The Ogham Divination pack, which I use on this Site, was a long-term project of mine spanning a three year period. Principal photography began in July 2008 and was carried over the following 12 months. The literature to accompany the pack began at May (Beltane) 2010 and was finally completed in February (Imbolg) of the following year. By that time I had also produced a hard copy version pack of cards for personal use.
When it came to the actual design for the cards I wanted to conform to a simple framework but one which incorporated a number of factors.
- The central Ogham symbol must utilise pieces of that particular Ogham tree, and whenever possible to use wands that I had already produced.
- The outer frame to consist of longer lengths of wands; often of the same as the inner Ogham, but not necessarily so.
- The image to be appropriately decorated with foliage, flowers, berries or fruit of that particular Ogham symbol.
- The same background fabric was to be used for every card.
I began, quite appropriately, with Birch and then continued in no particular order until all 20 cards were finally completed. I did it this way because I quickly realised that not all trees would be at their best all at the same time of the year. Heather and gorse, for example, flower twice a year but not always at the same time that holly or apple would be in fruit. So while I wandered through areas of Charnwood Forest I quite often had to patiently watch and wait until the time was right to collect items for photography.
All images were then edited, cropped, resized and digitally enhanced using my PSP8 program until the end result was ready for printing as a prototype divination set.
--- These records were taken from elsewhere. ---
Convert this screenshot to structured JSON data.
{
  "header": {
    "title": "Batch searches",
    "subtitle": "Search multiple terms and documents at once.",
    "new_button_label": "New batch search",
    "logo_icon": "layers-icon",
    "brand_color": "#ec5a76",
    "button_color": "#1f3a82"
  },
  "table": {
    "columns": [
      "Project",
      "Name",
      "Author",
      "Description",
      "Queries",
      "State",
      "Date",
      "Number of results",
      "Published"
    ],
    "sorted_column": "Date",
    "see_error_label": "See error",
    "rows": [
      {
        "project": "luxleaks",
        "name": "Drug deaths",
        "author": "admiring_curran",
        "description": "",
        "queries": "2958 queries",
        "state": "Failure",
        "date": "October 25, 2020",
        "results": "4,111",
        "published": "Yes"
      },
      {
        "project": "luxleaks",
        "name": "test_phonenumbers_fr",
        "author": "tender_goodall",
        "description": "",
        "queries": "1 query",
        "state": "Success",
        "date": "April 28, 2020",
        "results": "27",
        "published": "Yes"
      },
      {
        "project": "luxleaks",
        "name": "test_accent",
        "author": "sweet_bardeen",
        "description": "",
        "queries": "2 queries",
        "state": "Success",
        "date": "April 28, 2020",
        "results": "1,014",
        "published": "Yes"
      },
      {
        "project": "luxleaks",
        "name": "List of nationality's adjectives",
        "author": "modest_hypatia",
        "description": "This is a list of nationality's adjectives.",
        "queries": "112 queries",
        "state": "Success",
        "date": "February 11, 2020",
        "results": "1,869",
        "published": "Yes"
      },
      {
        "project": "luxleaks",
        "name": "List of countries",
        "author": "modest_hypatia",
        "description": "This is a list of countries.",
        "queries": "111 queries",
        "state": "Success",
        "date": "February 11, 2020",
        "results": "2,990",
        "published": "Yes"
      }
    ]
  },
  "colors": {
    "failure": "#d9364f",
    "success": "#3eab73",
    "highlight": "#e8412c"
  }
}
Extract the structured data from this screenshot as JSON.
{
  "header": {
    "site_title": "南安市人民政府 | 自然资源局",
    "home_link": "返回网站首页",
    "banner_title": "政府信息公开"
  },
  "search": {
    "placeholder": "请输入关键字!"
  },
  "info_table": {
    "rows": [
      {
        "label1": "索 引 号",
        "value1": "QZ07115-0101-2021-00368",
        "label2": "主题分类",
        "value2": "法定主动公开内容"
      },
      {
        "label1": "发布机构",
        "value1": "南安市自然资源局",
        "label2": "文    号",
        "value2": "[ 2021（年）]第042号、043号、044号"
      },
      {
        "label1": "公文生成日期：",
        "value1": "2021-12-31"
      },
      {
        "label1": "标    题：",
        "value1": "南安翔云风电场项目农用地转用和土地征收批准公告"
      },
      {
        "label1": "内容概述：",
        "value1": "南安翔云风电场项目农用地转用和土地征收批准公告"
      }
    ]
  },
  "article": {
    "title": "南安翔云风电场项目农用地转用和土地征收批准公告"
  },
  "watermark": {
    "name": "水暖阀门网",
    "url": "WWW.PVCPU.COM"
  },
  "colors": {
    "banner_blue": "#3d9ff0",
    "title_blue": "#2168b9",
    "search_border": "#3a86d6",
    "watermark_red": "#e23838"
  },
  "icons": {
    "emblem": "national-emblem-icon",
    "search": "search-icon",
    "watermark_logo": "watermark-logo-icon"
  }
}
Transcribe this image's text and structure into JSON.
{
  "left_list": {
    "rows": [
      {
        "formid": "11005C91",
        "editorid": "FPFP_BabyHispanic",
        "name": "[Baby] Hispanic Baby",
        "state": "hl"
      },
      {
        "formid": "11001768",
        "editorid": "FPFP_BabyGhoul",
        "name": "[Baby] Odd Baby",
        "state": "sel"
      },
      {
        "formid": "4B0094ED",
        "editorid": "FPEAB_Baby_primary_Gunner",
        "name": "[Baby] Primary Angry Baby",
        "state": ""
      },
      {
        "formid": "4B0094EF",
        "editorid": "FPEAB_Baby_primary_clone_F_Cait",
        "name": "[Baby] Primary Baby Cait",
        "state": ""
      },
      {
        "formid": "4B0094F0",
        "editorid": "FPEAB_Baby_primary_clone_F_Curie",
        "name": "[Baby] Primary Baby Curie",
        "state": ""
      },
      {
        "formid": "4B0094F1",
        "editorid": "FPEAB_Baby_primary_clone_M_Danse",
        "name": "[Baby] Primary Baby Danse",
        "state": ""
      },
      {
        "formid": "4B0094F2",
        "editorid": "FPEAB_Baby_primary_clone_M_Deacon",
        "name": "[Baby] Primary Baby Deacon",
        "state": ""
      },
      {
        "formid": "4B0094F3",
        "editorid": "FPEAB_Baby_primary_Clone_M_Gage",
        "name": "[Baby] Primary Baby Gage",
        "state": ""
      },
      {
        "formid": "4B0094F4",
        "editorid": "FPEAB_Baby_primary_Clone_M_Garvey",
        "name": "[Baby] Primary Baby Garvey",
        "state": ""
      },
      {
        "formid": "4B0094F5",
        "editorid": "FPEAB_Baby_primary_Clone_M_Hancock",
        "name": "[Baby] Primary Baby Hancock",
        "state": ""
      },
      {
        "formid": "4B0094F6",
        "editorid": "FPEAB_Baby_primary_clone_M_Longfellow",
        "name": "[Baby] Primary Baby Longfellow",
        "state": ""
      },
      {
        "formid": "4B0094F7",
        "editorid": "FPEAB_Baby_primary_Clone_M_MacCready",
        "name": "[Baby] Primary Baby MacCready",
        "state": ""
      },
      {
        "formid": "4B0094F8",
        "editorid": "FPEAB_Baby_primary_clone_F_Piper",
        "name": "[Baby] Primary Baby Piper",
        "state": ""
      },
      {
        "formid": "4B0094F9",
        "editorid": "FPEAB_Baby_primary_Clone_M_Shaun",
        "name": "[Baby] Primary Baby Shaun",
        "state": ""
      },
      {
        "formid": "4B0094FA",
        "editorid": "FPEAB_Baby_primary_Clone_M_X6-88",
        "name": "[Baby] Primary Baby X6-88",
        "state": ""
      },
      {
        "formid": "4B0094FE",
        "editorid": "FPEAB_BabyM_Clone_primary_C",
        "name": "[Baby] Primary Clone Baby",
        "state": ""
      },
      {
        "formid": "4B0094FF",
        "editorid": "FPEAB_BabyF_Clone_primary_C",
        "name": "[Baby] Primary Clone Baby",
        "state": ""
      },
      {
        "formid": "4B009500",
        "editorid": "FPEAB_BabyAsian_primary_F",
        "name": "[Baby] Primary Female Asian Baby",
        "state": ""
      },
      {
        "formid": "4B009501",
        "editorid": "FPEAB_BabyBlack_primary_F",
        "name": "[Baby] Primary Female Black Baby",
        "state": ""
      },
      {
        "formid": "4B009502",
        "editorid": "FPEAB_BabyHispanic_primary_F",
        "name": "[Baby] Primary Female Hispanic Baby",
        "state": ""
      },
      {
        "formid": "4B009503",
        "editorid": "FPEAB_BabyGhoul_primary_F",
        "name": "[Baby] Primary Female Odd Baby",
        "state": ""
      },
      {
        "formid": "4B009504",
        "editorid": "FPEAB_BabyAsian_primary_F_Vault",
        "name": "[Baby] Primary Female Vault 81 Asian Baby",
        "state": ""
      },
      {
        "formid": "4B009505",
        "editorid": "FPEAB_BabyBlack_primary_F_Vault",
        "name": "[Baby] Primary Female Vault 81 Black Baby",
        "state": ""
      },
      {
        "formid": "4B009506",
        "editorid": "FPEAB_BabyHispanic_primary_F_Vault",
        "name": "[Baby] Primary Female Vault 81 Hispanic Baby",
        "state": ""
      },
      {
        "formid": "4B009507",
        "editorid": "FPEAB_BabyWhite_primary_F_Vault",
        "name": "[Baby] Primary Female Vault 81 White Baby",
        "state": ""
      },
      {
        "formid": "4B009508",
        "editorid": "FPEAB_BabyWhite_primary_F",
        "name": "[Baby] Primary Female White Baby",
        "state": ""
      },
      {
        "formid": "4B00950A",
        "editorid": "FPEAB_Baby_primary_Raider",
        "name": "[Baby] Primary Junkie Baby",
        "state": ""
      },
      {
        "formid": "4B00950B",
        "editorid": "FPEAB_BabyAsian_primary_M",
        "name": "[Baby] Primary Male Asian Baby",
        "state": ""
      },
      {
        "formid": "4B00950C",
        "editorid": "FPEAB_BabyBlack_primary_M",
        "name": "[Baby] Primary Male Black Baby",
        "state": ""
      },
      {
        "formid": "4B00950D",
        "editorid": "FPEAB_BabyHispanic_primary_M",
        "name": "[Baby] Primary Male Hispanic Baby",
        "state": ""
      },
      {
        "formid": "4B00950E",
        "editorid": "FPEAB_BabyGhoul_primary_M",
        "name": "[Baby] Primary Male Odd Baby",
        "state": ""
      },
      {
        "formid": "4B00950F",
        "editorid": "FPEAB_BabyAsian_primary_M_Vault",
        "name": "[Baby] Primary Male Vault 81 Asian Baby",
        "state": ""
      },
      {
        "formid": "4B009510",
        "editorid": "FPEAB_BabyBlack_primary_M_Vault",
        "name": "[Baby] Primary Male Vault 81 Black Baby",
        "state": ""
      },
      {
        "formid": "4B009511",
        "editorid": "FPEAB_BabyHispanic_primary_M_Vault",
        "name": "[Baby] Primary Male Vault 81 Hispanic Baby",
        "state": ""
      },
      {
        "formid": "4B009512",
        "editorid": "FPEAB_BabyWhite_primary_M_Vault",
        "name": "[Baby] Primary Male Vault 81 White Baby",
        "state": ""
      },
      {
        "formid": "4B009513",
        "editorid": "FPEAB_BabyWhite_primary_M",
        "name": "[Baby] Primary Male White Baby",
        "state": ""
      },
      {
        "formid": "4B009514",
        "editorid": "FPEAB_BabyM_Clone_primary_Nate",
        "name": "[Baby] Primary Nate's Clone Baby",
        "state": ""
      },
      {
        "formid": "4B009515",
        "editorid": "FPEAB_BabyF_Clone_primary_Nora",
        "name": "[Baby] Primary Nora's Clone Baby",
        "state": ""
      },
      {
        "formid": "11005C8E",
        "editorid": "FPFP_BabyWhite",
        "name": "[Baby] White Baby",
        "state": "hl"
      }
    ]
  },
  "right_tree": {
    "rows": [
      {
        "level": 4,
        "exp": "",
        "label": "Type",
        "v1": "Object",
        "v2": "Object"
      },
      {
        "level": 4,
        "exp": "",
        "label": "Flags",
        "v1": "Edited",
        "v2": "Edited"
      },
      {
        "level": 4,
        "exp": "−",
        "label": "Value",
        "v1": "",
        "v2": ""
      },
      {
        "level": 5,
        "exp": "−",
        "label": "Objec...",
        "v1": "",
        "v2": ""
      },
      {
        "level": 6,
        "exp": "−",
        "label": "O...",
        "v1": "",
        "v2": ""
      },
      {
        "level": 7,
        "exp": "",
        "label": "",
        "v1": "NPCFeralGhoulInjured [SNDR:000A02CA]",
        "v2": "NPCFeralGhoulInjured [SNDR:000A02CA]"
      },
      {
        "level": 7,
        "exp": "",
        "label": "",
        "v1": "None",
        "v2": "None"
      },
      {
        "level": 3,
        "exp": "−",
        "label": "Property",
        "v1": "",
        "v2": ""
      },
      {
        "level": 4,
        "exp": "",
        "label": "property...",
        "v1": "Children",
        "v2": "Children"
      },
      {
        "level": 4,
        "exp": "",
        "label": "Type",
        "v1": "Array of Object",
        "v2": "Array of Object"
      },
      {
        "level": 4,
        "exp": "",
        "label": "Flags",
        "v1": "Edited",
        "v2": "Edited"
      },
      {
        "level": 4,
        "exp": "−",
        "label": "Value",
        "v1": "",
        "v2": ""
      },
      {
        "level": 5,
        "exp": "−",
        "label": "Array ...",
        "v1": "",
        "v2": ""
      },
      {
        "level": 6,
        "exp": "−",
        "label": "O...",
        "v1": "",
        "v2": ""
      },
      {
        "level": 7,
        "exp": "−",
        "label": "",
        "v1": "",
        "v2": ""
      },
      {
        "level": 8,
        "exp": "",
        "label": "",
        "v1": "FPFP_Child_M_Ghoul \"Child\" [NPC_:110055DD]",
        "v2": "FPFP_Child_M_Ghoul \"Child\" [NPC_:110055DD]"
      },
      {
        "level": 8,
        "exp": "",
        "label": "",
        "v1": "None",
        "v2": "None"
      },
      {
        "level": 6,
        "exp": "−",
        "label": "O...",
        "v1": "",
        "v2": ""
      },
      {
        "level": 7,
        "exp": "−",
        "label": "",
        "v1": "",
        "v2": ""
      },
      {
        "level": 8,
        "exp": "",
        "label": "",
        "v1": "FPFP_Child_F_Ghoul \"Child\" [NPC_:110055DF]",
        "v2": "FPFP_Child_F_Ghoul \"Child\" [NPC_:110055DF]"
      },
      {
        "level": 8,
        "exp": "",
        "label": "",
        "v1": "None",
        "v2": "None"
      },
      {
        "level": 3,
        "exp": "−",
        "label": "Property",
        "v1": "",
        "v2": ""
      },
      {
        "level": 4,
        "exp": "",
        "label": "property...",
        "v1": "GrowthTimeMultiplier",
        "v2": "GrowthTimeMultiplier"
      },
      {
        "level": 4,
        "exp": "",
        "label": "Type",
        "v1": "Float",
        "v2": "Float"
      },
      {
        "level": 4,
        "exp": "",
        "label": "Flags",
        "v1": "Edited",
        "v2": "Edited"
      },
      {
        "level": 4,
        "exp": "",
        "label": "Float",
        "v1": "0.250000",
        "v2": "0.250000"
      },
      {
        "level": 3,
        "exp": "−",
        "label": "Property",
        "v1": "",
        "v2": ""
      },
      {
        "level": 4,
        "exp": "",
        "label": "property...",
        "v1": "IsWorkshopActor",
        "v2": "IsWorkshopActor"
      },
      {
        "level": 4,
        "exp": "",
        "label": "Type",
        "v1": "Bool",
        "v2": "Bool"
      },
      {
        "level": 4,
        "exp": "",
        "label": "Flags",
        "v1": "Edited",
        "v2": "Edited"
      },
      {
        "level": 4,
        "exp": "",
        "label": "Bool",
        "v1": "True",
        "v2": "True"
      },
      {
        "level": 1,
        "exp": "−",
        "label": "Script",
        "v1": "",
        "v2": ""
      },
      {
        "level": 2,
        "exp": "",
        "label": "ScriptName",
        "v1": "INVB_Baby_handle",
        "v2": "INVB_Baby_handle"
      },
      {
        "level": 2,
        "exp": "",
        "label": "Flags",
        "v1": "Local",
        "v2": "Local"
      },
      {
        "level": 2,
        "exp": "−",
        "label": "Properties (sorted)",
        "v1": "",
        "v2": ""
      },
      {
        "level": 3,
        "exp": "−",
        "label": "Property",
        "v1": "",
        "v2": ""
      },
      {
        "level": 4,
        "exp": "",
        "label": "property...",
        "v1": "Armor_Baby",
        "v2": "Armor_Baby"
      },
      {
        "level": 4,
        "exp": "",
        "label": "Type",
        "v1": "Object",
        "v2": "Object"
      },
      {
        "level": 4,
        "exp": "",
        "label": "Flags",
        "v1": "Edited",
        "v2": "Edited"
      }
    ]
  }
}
The second stage, writing the literature to accompany the pack, did not start unto almost a year later. Once again I chose to tackle the cards in no particular order; from my own personal wand set I would randomly take a wand, meditate, and write about the corresponding Ogham. The first card that I wrote about was Elder and 9 months later finished with Fern.
Unlike many writers of other card sets, whom had quite efficiently, and wonderfully, covered their divinatory meanings and historical traditions, I wanted to keep each Ogham page simple and succinct; focussing on the spirit and character of the wood itself. Having already produced wands and staffs of all of the Ogham trees, I had become intimately acquainted with their various characteristics; both their growth patterns and how they responded to when being worked on. Rowan and Birch, for example, have very similar characteristics; both as growing trees and also when worked upon, and yet they have different divinatory meanings. Hazel and holly trees, by comparison, are so different from each other in every aspect and yet they grow quite happily alongside each other in the woods. I hope that my own personal individual treatment of the Ogham trees captures their unique essence.
Many of my divinatory meanings of the Ogham cards are a blend of standard traditional descriptions, and of my own expanding understanding of its uses; which often is at odds with tradition. A fine example of this is my Aspen card. As it was the last honeysuckle-twisted wand I was able to add to my personal collection I saw this as a final piece of a jigsaw, completion, when the full aspect finally becomes clear after a long search. It was after I had made my aspen wand that I decided to create the Ogham Divination pack; a project that had not previously been on my spiritual agenda.
Now, over 6 years since I began work on the Ogham pack (and even longer if you include many of the wands I use within its designs) I now finally present them as the centrepiece on this Ogham Divination website, both as an aid to those who seek the wisdom of the trees and for those who wish to understand the nature of the trees themselves.
This article © Copyright Rick M Carr/Witcherman 2014
Not to be used or reproduced without permission from the Author